American blacks who a century ago began leaving the South to escape segregation and racism are returning, lured by better jobs and quality of life and perhaps by something more intangible - a sense of home.
The Southern U.S. region - primarily metropolitan areas such as Atlanta, Dallas, Houston, Miami and Charlotte, N.C. - accounted for roughly 75 percent of the population gains among blacks since 2000, up from 65 percent in the 1990s, according to the latest census estimates. The gains came primarily at the expense of Northern metro areas such as New York and Chicago, which posted their first declines in black population since at least 1980.

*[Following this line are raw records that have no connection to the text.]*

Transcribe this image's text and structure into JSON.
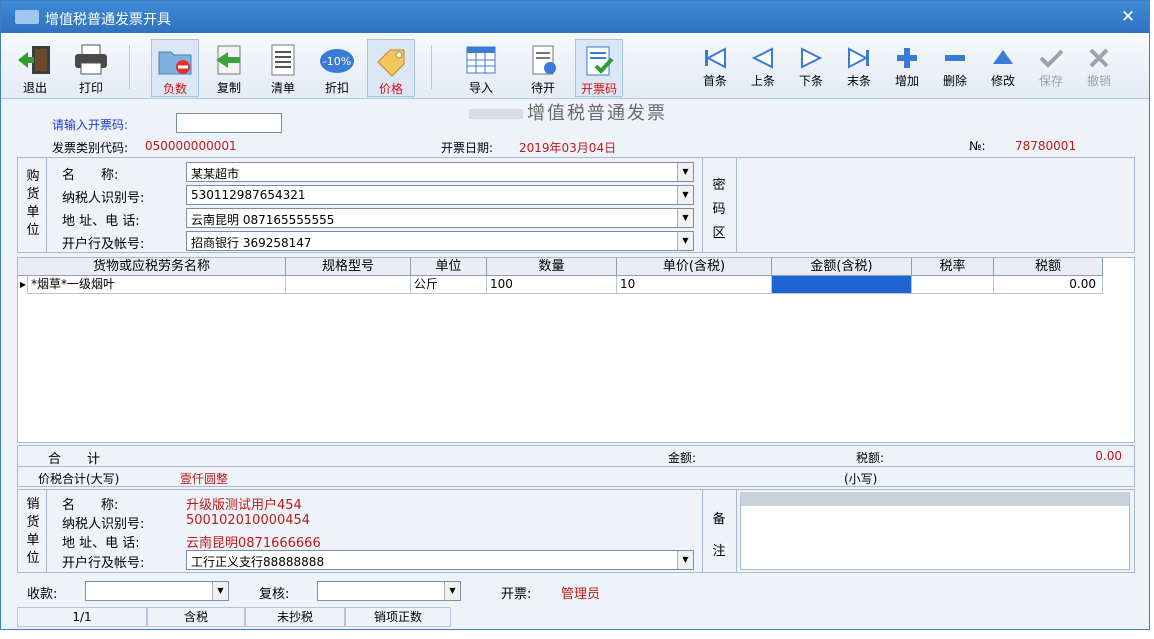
{
  "window": {
    "title": "增值税普通发票开具",
    "close_glyph": "✕"
  },
  "toolbar": {
    "exit": "退出",
    "print": "打印",
    "negative": "负数",
    "copy": "复制",
    "list": "清单",
    "discount": "折扣",
    "price": "价格",
    "import": "导入",
    "pending": "待开",
    "issue": "开票码",
    "first": "首条",
    "prev": "上条",
    "next": "下条",
    "last": "末条",
    "add": "增加",
    "delete": "删除",
    "edit": "修改",
    "save": "保存",
    "cancel": "撤销",
    "discount_badge": "-10%"
  },
  "header": {
    "doc_title": "增值税普通发票",
    "code_prompt": "请输入开票码:",
    "code_value": "",
    "type_code_label": "发票类别代码:",
    "type_code_value": "050000000001",
    "date_label": "开票日期:",
    "date_value": "2019年03月04日",
    "no_label": "№:",
    "no_value": "78780001"
  },
  "buyer": {
    "side_label": [
      "购",
      "货",
      "单",
      "位"
    ],
    "name_label": "名　　称:",
    "name_value": "某某超市",
    "tax_label": "纳税人识别号:",
    "tax_value": "530112987654321",
    "addr_label": "地 址、电 话:",
    "addr_value": "云南昆明 087165555555",
    "bank_label": "开户行及帐号:",
    "bank_value": "招商银行 369258147",
    "cipher_label": [
      "密",
      "码",
      "区"
    ]
  },
  "grid": {
    "columns": [
      "货物或应税劳务名称",
      "规格型号",
      "单位",
      "数量",
      "单价(含税)",
      "金额(含税)",
      "税率",
      "税额"
    ],
    "rows": [
      {
        "name": "*烟草*一级烟叶",
        "spec": "",
        "unit": "公斤",
        "qty": "100",
        "price": "10",
        "amount": "",
        "rate": "",
        "tax": "0.00"
      }
    ]
  },
  "totals": {
    "sum_label": "合　　计",
    "amount_label": "金额:",
    "tax_label": "税额:",
    "tax_value": "0.00",
    "grand_label": "价税合计(大写)",
    "grand_upper": "壹仟圆整",
    "small_label": "(小写)"
  },
  "seller": {
    "side_label": [
      "销",
      "货",
      "单",
      "位"
    ],
    "name_label": "名　　称:",
    "name_value": "升级版测试用户454",
    "tax_label": "纳税人识别号:",
    "tax_value": "500102010000454",
    "addr_label": "地 址、电 话:",
    "addr_value": "云南昆明0871666666",
    "bank_label": "开户行及帐号:",
    "bank_value": "工行正义支行88888888",
    "note_label": [
      "备",
      "注"
    ]
  },
  "footer": {
    "payee_label": "收款:",
    "reviewer_label": "复核:",
    "issuer_label": "开票:",
    "issuer_value": "管理员"
  },
  "status": [
    "1/1",
    "含税",
    "未抄税",
    "销项正数"
  ],
  "colors": {
    "title_bar": "#2f72c0",
    "accent_red": "#c01a1a",
    "prompt_blue": "#1a3fd6",
    "selection": "#1e64d2"
  }
}
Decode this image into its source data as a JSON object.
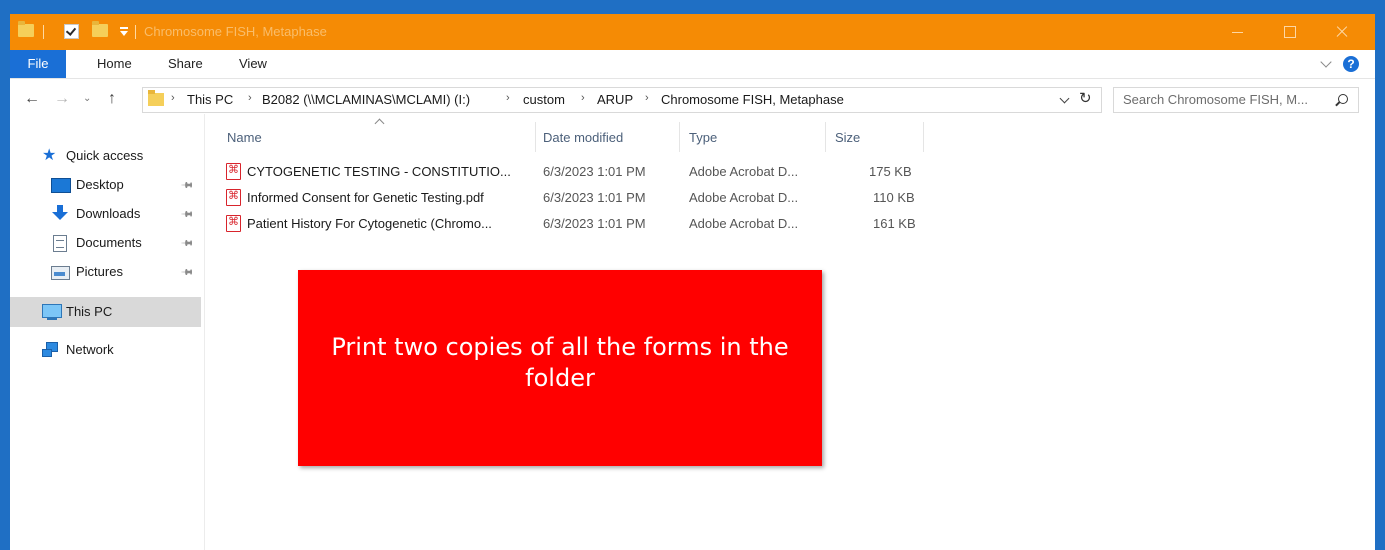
{
  "window": {
    "title": "Chromosome FISH, Metaphase",
    "colors": {
      "titlebar": "#f58b05",
      "accent": "#1a6fd6",
      "overlay": "#ff0000"
    }
  },
  "ribbon": {
    "tabs": [
      "File",
      "Home",
      "Share",
      "View"
    ],
    "help_label": "?"
  },
  "address": {
    "breadcrumbs": [
      "This PC",
      "B2082 (\\\\MCLAMINAS\\MCLAMI) (I:)",
      "custom",
      "ARUP",
      "Chromosome FISH, Metaphase"
    ]
  },
  "search": {
    "placeholder": "Search Chromosome FISH, M..."
  },
  "sidebar": {
    "items": [
      {
        "label": "Quick access",
        "icon": "star-icon"
      },
      {
        "label": "Desktop",
        "icon": "desktop-icon",
        "pinned": true
      },
      {
        "label": "Downloads",
        "icon": "download-arrow-icon",
        "pinned": true
      },
      {
        "label": "Documents",
        "icon": "document-icon",
        "pinned": true
      },
      {
        "label": "Pictures",
        "icon": "pictures-icon",
        "pinned": true
      },
      {
        "label": "This PC",
        "icon": "computer-icon",
        "selected": true
      },
      {
        "label": "Network",
        "icon": "network-icon"
      }
    ]
  },
  "files": {
    "columns": [
      "Name",
      "Date modified",
      "Type",
      "Size"
    ],
    "rows": [
      {
        "name": "CYTOGENETIC TESTING - CONSTITUTIO...",
        "date": "6/3/2023 1:01 PM",
        "type": "Adobe Acrobat D...",
        "size": "175 KB"
      },
      {
        "name": "Informed Consent for Genetic Testing.pdf",
        "date": "6/3/2023 1:01 PM",
        "type": "Adobe Acrobat D...",
        "size": "110 KB"
      },
      {
        "name": "Patient History For Cytogenetic (Chromo...",
        "date": "6/3/2023 1:01 PM",
        "type": "Adobe Acrobat D...",
        "size": "161 KB"
      }
    ]
  },
  "overlay": {
    "text": "Print two copies of all the forms in the folder"
  }
}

The findings are based on 2009 census population estimates, with official 2010 results released Tuesday for Illinois reflecting much of that change. Illinois had a 1.3 percent drop in the number of African-Americans since 2000, the first decade-long decline in the state's history.
The recent census figures for blacks refer to non-Hispanic blacks, which the Census Bureau began calculating separately in 1980.
In all, about 57 percent of U.S. blacks now live in the South, a jump from the 53 percent share in the 1970s, according to an analysis of census data by William H. Frey, a demographer at the Brookings Institution. It was the surest sign yet of a sustained reverse migration to the South following the exodus of millions of blacks to the Midwest, Northeast and West in the Great Migration from 1910 to 1970.